(INPUT RECORDS)
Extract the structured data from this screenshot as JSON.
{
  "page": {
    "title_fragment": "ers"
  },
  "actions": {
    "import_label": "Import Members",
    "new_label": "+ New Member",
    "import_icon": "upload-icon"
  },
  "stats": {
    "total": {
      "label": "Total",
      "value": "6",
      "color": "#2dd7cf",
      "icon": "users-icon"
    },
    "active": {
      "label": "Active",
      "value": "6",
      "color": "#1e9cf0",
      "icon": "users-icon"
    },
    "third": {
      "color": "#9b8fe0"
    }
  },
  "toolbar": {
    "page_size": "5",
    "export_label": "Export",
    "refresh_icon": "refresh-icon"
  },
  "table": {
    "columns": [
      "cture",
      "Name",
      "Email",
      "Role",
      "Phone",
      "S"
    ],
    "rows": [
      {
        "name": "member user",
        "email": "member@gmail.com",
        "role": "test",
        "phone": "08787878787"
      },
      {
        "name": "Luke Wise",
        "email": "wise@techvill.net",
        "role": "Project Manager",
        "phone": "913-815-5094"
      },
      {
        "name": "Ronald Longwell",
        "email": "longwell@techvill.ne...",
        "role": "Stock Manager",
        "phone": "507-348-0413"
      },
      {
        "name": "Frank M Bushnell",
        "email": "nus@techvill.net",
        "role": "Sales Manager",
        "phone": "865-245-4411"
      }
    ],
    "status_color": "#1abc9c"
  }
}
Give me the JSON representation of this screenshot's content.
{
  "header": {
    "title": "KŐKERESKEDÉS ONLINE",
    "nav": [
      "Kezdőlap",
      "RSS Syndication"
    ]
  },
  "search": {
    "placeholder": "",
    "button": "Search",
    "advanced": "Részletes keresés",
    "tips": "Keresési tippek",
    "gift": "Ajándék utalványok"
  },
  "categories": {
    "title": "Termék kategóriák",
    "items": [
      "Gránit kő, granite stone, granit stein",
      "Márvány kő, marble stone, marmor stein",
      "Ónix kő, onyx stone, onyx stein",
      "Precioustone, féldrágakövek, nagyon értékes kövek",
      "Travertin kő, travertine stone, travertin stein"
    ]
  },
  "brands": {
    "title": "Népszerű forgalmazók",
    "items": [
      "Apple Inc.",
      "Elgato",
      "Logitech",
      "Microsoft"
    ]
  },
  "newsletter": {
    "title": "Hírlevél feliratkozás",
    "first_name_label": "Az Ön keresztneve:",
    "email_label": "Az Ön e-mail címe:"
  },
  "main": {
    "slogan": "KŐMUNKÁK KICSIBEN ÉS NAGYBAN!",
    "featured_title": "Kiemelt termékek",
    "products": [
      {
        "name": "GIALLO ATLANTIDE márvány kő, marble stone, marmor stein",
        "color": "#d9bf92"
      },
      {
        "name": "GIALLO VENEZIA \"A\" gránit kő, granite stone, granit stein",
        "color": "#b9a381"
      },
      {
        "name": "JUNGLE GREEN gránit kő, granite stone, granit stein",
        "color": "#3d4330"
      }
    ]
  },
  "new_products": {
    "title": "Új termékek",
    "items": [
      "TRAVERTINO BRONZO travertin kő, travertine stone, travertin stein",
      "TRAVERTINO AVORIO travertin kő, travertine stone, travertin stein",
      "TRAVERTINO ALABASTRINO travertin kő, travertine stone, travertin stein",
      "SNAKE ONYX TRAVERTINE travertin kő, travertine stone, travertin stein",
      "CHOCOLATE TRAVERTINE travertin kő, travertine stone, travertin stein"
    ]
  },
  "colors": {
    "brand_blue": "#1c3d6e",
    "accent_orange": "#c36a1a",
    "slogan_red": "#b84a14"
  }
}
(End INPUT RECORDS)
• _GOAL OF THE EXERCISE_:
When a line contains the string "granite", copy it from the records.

• _REPLY_:
      "Gránit kő, granite stone, granit stein",
        "name": "GIALLO VENEZIA \"A\" gránit kő, granite stone, granit stein",
        "name": "JUNGLE GREEN gránit kő, granite stone, granit stein",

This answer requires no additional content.